» PROBLEM DETAILS
Where the lines below hold images, skip those and copy every word exactly.

» SOURCE RECORDS
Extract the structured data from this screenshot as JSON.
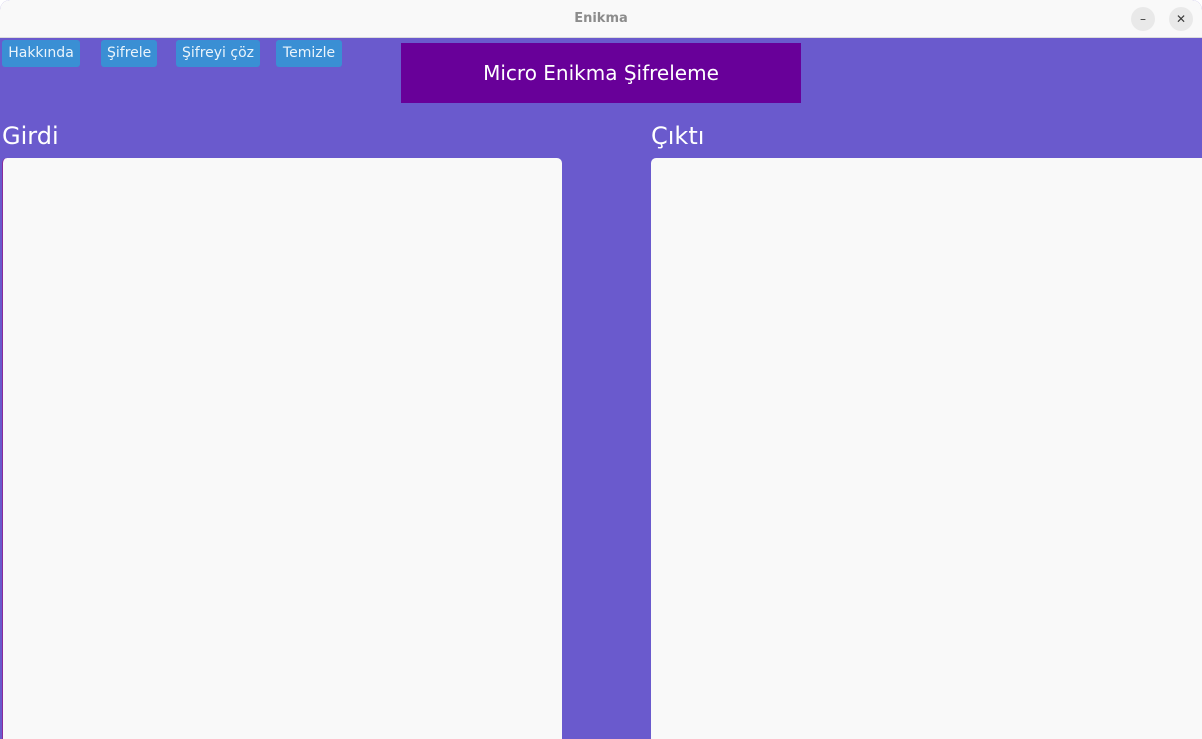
{
  "window": {
    "title": "Enikma",
    "minimize_label": "–",
    "close_label": "✕",
    "background_color": "#6a5acd"
  },
  "toolbar": {
    "about_label": "Hakkında",
    "encrypt_label": "Şifrele",
    "decrypt_label": "Şifreyi çöz",
    "clear_label": "Temizle",
    "button_color": "#3a8fd4"
  },
  "banner": {
    "text": "Micro Enikma Şifreleme",
    "color": "#680099"
  },
  "input_panel": {
    "label": "Girdi",
    "value": ""
  },
  "output_panel": {
    "label": "Çıktı",
    "value": ""
  }
}
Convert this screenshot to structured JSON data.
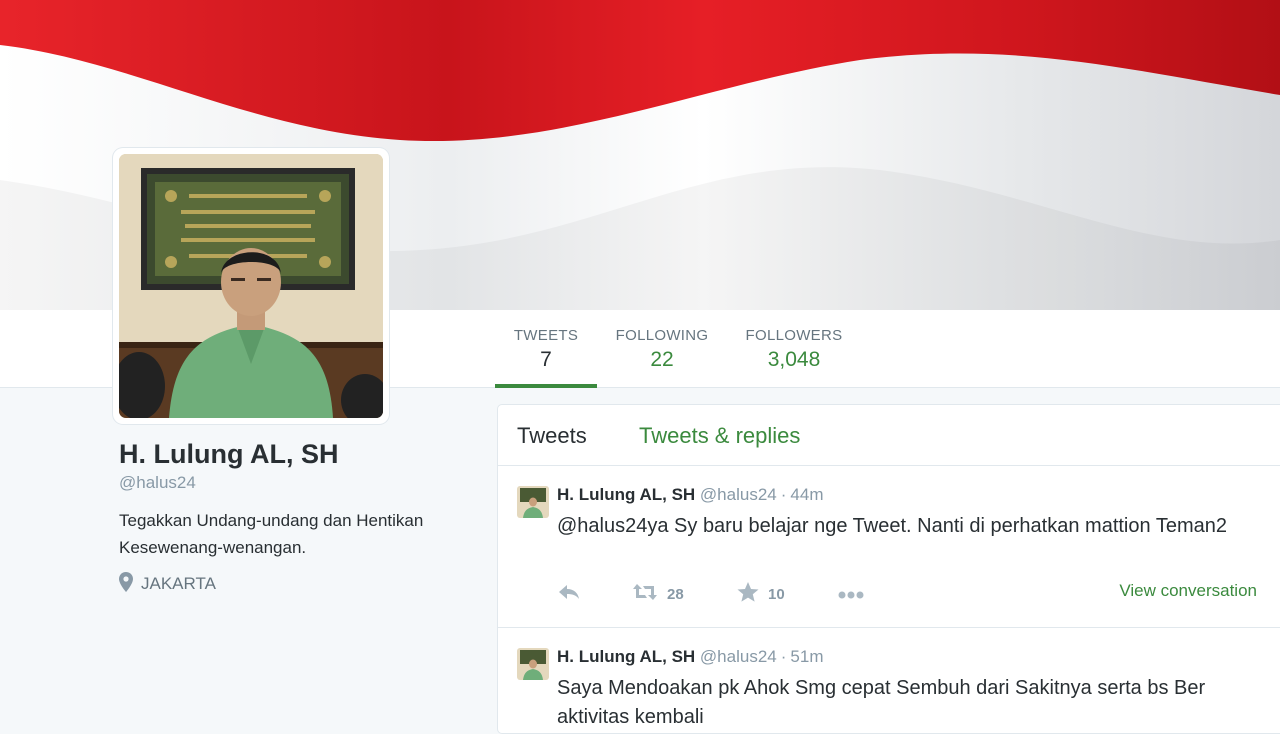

» YOUR SOLUTION
Extract the structured data from this screenshot as JSON.
{
  "window": {
    "title": "Enikma",
    "minimize_label": "–",
    "close_label": "✕",
    "background_color": "#6a5acd"
  },
  "toolbar": {
    "about_label": "Hakkında",
    "encrypt_label": "Şifrele",
    "decrypt_label": "Şifreyi çöz",
    "clear_label": "Temizle",
    "button_color": "#3a8fd4"
  },
  "banner": {
    "text": "Micro Enikma Şifreleme",
    "color": "#680099"
  },
  "input_panel": {
    "label": "Girdi",
    "value": ""
  },
  "output_panel": {
    "label": "Çıktı",
    "value": ""
  }
}
Convert this screenshot to structured JSON data.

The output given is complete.